Or this one: A coach regularly observes a teacher throughout the year and follows up by offering advice on how to improve his engagement with students.

Which scenario is likely to lead to better teaching?

As a national conversation heats up about how best to evaluate teachers, education experts are examining that question by taking another look at classroom observation to determine if it can be a more-effective tool for professional development. And they’re looking to early-childhood education, which has traditionally focused on the whole development of a child, rather than just academic outcomes.

“The right kind of professional development for those working with our youngest children is the cornerstone of quality improvement,” said Susan Ochshorn, founder of ECE PolicyWorks and one of the authors of “Watching Teachers Work: Using Data from Classroom Observations to Improve Teaching.” “It’s here that the earliest relationships form a sort of laboratory in which cognitive and social development are kind of joined at the hip.”

Observation can be effective for professional development because understanding the interactions between adults and kids are “paramount” to building a foundation for learning, she said during a panel discussion on the ideas behind the policy paper Thursday at the New America Foundation in Washington, D.C .

Ochshorn and co-author Lisa Guernsey, director of the foundation’s Early Education Initiative, joined two teachers and Education Sector senior policy analyst Elena Silva to discuss how improved observation tools could lead to better teaching.

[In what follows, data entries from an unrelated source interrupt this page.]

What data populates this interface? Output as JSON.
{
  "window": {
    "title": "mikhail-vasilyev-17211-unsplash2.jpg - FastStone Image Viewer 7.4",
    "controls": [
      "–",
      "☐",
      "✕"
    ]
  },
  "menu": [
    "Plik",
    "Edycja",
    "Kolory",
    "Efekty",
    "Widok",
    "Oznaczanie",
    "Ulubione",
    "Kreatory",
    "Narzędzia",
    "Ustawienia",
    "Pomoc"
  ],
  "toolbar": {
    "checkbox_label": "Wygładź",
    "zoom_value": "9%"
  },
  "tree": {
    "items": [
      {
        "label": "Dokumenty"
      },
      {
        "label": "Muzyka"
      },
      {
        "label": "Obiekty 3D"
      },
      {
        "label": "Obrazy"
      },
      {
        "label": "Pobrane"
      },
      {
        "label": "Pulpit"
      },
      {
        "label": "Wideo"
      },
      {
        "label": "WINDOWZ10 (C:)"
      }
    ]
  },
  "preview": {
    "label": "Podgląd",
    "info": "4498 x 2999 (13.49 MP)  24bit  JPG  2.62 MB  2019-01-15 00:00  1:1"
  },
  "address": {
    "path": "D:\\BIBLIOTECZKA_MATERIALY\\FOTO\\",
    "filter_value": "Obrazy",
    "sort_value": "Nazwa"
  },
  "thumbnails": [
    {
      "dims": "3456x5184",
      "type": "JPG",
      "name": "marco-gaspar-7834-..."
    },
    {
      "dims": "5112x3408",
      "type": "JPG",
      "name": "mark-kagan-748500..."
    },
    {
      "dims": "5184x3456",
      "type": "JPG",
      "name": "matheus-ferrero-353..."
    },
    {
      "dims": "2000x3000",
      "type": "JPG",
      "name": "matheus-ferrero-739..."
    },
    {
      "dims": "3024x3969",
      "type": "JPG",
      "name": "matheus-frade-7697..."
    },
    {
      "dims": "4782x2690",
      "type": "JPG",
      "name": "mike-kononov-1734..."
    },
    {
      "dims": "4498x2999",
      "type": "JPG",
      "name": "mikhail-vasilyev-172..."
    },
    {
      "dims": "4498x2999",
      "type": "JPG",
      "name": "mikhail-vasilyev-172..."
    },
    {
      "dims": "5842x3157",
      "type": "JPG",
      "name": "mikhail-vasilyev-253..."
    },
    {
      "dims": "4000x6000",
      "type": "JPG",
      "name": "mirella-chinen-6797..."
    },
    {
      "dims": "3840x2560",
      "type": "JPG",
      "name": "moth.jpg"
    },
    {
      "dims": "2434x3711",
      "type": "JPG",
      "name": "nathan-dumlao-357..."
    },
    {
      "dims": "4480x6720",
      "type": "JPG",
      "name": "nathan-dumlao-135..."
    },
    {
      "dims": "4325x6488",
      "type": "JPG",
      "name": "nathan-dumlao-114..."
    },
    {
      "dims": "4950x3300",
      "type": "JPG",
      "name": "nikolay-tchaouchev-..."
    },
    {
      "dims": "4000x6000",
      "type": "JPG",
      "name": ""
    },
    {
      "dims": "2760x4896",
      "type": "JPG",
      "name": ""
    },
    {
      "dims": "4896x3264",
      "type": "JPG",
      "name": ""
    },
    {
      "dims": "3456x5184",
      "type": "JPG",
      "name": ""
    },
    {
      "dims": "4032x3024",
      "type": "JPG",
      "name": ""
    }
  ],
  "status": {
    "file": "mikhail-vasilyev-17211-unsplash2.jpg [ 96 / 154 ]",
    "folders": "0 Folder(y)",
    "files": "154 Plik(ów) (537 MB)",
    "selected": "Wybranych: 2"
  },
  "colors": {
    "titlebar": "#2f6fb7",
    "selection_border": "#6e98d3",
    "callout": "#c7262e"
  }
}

“Imagine how education might change if policies were based on actually watching teachers at work, rewarding good practice and fostering improvements,” the two experts wrote in the report’s executive summary. “Valuable and reliable observation tools can allow for measurements that are far less subjective than many of the checklists and rubrics currently used by supervisors as they pop in and out of classrooms.”

The report noted that initiatives underway throughout the country are using “observation-based assessments to jump-start comprehensive changes across prekindergarten and the early grades.”

Consider this from a North Carolina 1st-grade teacher who has participated in an assessment program developed by the FirstSchool Program at the Frank Porter Graham Child Development Institute at the University of North Carolina.

With FirstSchool Snapshot, observers map out a teacher’s entire day and record how teachers interact with theirstudents. Coaches and facilitators meet regularly with teachers and principals to provide feedback and ideas for more effective teaching.

“They took that data and let you look at it from a different window,” said teacher Andi Green in a video shown during Thursday’s session.

Green said she discovered that even though she knows children learn better in small groups, she was spending a “huge” part of her day focusing lessons on the whole class. The observation data provided “a true picture of what I do” and helped her change her teaching style.

“I found out that I was a bit of a control freak,” and needed to let go so that the students could blossom, Green said. The assessment process identified areas for growth, something that had never occurred in her previous evaluations, she added.

Noreen Thompson, who teaches at AppleTree Early Learning public charter school in Washington, D.C., said she has learned how to improve her teaching from an ongoing dialogue that she has with a coach who’s observed what’s working and what isn’t in her classroom.

“I really feel confident about that continuous discussion,” she said during Thursday’s panel discussion.

While better observation tools can provide a more complete picture of a teacher’s effectiveness, they aren’t “a silver bullet,” Guernsey noted.

But, she said, they can provide a common language and standards of professionalism for teachers that can lead to greater alignment and continuity from early education through the early grades.

A version of this news article first appeared in the Early Years blog.